Aim of the task: Copy every line of the entries that includes the word "watermark".

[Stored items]
- Opening Delimiter -
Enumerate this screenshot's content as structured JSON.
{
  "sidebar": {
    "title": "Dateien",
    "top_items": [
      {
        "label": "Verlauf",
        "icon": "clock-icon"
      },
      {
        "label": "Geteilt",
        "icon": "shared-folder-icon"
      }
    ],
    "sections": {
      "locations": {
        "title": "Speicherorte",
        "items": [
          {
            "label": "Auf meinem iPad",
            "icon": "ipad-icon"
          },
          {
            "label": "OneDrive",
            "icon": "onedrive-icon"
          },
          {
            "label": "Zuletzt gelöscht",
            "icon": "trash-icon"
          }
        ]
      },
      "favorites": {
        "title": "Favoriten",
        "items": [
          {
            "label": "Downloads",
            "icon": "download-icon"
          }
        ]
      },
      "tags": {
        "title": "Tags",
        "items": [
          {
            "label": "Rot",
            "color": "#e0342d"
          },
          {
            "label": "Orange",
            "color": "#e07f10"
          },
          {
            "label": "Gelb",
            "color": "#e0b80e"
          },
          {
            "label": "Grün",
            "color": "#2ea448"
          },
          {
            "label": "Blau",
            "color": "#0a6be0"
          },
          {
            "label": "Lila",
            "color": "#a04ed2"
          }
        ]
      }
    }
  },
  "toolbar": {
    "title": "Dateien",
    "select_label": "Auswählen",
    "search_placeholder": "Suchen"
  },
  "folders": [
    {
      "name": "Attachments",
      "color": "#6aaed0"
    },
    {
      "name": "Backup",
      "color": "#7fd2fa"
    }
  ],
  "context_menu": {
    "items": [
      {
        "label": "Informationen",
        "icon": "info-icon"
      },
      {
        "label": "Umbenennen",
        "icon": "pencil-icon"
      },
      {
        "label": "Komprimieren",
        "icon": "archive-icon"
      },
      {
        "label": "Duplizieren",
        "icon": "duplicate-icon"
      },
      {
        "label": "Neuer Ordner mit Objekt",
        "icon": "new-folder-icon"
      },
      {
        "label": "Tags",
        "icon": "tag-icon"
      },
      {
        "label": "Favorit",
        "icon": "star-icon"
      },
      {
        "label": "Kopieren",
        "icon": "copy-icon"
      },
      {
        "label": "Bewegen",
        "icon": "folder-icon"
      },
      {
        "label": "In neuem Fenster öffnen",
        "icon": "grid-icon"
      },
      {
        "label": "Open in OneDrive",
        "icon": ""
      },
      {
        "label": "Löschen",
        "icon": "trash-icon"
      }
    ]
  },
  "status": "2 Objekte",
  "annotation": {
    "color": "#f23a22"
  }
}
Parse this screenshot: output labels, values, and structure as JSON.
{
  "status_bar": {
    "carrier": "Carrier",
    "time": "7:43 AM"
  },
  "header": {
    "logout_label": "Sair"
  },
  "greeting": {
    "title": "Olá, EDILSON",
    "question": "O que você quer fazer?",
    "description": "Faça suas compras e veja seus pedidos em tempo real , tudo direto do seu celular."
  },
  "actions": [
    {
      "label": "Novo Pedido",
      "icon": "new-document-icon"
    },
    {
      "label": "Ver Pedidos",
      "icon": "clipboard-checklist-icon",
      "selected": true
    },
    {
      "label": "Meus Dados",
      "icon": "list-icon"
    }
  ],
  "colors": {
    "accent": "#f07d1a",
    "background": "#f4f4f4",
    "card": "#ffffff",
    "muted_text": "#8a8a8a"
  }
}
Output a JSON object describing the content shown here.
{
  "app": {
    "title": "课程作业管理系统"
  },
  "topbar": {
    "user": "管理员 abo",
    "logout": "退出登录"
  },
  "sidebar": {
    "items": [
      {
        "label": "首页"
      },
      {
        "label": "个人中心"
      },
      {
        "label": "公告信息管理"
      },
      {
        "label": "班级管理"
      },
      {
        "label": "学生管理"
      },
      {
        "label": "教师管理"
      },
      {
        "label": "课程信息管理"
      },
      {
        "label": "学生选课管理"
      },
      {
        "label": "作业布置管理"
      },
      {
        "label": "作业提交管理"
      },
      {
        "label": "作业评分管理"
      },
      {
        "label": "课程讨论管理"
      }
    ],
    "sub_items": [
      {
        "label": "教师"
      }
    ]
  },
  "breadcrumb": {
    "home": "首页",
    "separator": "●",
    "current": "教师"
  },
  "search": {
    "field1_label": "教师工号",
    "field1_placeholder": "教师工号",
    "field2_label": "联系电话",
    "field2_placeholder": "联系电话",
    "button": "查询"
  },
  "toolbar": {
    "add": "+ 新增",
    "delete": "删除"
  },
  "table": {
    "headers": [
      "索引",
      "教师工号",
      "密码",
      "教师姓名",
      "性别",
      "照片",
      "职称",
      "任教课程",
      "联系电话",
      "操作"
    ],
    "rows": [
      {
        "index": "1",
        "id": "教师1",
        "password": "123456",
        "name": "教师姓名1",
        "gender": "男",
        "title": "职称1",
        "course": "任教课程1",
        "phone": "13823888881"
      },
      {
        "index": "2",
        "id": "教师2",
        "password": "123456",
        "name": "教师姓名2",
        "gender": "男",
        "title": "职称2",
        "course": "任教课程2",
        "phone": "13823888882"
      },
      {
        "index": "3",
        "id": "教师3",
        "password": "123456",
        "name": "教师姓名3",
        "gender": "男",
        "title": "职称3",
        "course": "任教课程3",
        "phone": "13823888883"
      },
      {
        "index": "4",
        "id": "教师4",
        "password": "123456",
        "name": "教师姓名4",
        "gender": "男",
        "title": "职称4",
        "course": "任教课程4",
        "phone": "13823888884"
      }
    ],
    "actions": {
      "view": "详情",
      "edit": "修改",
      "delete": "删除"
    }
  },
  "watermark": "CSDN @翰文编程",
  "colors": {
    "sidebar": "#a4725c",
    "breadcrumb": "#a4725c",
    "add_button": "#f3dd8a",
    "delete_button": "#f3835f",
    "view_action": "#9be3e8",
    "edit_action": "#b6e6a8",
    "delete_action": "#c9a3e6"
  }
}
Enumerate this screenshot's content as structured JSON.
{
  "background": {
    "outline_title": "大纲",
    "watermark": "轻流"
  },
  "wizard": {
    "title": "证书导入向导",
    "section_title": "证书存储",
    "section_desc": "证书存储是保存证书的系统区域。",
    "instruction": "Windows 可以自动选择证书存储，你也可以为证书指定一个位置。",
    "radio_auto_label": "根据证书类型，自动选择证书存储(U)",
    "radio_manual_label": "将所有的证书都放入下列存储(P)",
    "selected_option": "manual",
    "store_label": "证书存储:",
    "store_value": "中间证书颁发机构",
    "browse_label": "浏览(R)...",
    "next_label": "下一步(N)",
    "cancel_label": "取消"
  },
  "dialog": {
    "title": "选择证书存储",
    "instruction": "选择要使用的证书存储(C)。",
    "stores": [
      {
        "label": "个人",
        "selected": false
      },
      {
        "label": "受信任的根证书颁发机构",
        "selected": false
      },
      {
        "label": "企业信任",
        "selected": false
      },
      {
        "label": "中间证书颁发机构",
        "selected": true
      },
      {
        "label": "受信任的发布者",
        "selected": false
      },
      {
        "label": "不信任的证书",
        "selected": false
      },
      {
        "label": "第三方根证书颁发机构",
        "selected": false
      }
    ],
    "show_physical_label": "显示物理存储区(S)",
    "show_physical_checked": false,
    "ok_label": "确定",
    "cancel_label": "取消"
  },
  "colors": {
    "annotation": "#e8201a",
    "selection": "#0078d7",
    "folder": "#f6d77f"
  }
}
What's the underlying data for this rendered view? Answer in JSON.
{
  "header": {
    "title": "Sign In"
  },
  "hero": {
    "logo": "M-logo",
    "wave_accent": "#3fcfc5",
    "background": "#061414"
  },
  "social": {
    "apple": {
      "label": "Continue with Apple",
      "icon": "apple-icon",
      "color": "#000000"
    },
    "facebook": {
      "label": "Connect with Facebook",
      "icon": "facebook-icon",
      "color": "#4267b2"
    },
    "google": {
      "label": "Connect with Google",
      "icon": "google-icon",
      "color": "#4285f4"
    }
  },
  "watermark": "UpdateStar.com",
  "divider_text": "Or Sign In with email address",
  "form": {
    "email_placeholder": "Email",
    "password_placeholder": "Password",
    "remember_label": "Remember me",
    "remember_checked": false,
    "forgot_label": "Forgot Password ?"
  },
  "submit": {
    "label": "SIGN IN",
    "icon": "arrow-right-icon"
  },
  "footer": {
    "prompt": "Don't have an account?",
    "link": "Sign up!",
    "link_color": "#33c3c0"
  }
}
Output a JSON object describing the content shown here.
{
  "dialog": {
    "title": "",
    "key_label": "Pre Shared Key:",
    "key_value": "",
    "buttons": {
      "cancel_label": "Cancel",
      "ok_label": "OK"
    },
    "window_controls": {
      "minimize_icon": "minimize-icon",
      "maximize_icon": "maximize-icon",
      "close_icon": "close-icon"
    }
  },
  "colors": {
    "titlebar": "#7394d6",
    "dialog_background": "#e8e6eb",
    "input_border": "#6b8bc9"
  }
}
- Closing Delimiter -
Response area:
  "watermark": "CSDN @翰文编程",
    "watermark": "轻流"
  "watermark": "UpdateStar.com",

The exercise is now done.